- I wish I’d been happier, now that I know that happiness is a choice.
- I wish I’d taken more time to ‘smell the roses.’ Worked less and loved family more.
- I wish I’d lived the life God wanted for me instead of the life others expected of me.
- I wished I’d said what I meant and meant what I said.
- I wish I hadn’t lost touch with so many people.
This verse sums it up.
Beloved, I wish above all things that thou mayest prosper and be in health, even as thy soul prospereth. (3 John 1:2, KJV)
Prayer – Lord, help us to make better choices before its too late… Amen
Old timers used rhubarb as a high-fiber cleaning agent.
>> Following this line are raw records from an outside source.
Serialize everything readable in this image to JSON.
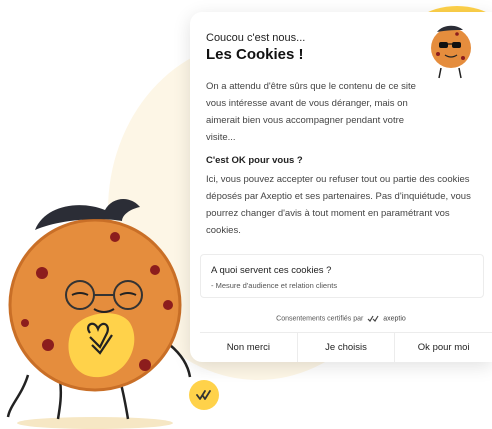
{
  "banner": {
    "greeting": "Coucou c'est nous...",
    "title": "Les Cookies !",
    "intro": "On a attendu d'être sûrs que le contenu de ce site vous intéresse avant de vous déranger, mais on aimerait bien vous accompagner pendant votre visite...",
    "question": "C'est OK pour vous ?",
    "description": "Ici, vous pouvez accepter ou refuser tout ou partie des cookies déposés par Axeptio et ses partenaires. Pas d'inquiétude, vous pourrez changer d'avis à tout moment en paramétrant vos cookies."
  },
  "purpose": {
    "title": "A quoi servent ces cookies ?",
    "item": "- Mesure d'audience et relation clients"
  },
  "certification": {
    "text": "Consentements certifiés par",
    "brand": "axeptio"
  },
  "buttons": {
    "refuse": "Non merci",
    "choose": "Je choisis",
    "accept": "Ok pour moi"
  },
  "colors": {
    "accent": "#ffd24a",
    "cookie": "#e58d3d",
    "chip": "#8c1d1d"
  },
  "icons": {
    "mascot": "cookie-mascot-icon",
    "mini_mascot": "cookie-sunglasses-icon",
    "widget": "axeptio-check-icon"
  }
}
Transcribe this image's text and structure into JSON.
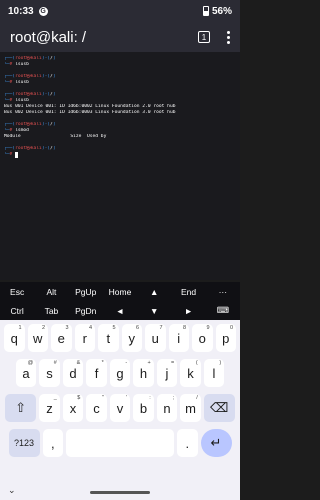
{
  "status_bar": {
    "time": "10:33",
    "app_icon": "G",
    "battery": "56%"
  },
  "toolbar": {
    "title": "root@kali: /",
    "tabs_count": "1"
  },
  "terminal": {
    "lines": [
      "┌──(root㉿kali)-[/]",
      "└─# lsusb",
      "",
      "┌──(root㉿kali)-[/]",
      "└─# lsusb",
      "",
      "┌──(root㉿kali)-[/]",
      "└─# lsusb",
      "Bus 001 Device 001: ID 1d6b:0002 Linux Foundation 2.0 root hub",
      "Bus 002 Device 001: ID 1d6b:0003 Linux Foundation 3.0 root hub",
      "",
      "┌──(root㉿kali)-[/]",
      "└─# lsmod",
      "Module                  Size  Used by",
      "",
      "┌──(root㉿kali)-[/]",
      "└─# "
    ]
  },
  "extra_keys": {
    "row1": [
      "Esc",
      "Alt",
      "PgUp",
      "Home",
      "▲",
      "End",
      "···"
    ],
    "row2": [
      "Ctrl",
      "Tab",
      "PgDn",
      "◄",
      "▼",
      "►",
      "⌨"
    ]
  },
  "keyboard": {
    "row1": [
      {
        "k": "q",
        "a": "1"
      },
      {
        "k": "w",
        "a": "2"
      },
      {
        "k": "e",
        "a": "3"
      },
      {
        "k": "r",
        "a": "4"
      },
      {
        "k": "t",
        "a": "5"
      },
      {
        "k": "y",
        "a": "6"
      },
      {
        "k": "u",
        "a": "7"
      },
      {
        "k": "i",
        "a": "8"
      },
      {
        "k": "o",
        "a": "9"
      },
      {
        "k": "p",
        "a": "0"
      }
    ],
    "row2": [
      {
        "k": "a",
        "a": "@"
      },
      {
        "k": "s",
        "a": "#"
      },
      {
        "k": "d",
        "a": "&"
      },
      {
        "k": "f",
        "a": "*"
      },
      {
        "k": "g",
        "a": "-"
      },
      {
        "k": "h",
        "a": "+"
      },
      {
        "k": "j",
        "a": "="
      },
      {
        "k": "k",
        "a": "("
      },
      {
        "k": "l",
        "a": ")"
      }
    ],
    "row3": [
      {
        "k": "z",
        "a": "_"
      },
      {
        "k": "x",
        "a": "$"
      },
      {
        "k": "c",
        "a": "\""
      },
      {
        "k": "v",
        "a": "'"
      },
      {
        "k": "b",
        "a": ":"
      },
      {
        "k": "n",
        "a": ";"
      },
      {
        "k": "m",
        "a": "/"
      }
    ],
    "shift": "⇧",
    "backspace": "⌫",
    "symbols": "?123",
    "comma": ",",
    "period": ".",
    "enter": "↵",
    "toggle": "⌄"
  }
}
I don’t think they’d ever heard this verse.
Cleanse me with hyssop, and I will be clean. (Psalm 51:7a) (Seriously, rhubarb does make one’s bodily organs move in unexpected ways.)
Rhubarb is more than a fruity pie filling. It’s not a fruit at all, but a vegetable from the buckwheat family. Try it in a stir fry. The trick is to slice it very thin and cook it with a bit of sugar (about three stalks rhubarb to ½ cup sugar) then proceed as usual. When you want to use it in salad, mix it with the sugar and roast it in the oven for a few minutes. Let it cool and use it as a kind of crouton.
This year, I made a rhubarb loaf, but I can’t give you the recipe because I modified it to the nth degree.
Someone bought butter for me (that story to follow!) I ran out of sugar and borrowed from my neighbour; ran out of milk and used melted cherry ice-cream to replace it. So you see that the recipe might be awkward to follow. You can probably use a white cake mix instead. Just mix one cup of diced rhubarb into the dry mix before you follow the rest of the package instructions.
One recipe or another, it’s good to remember that rhubarb is a cleanser. It’s a reminder that we are to cleanse ourselves from what is not.
So whoever cleanses himself [from what is ignoble and unclean, who separates himself from contact with contaminating and corrupting influences] will [then himself] be a vessel set apart and useful for honorable and noble purposes, consecrated and profitable to the Master, fit and ready for any good work.(2 Timothy 2:21, AMP)
Prayer – Lord, help us follow your instructions to the letter. Amen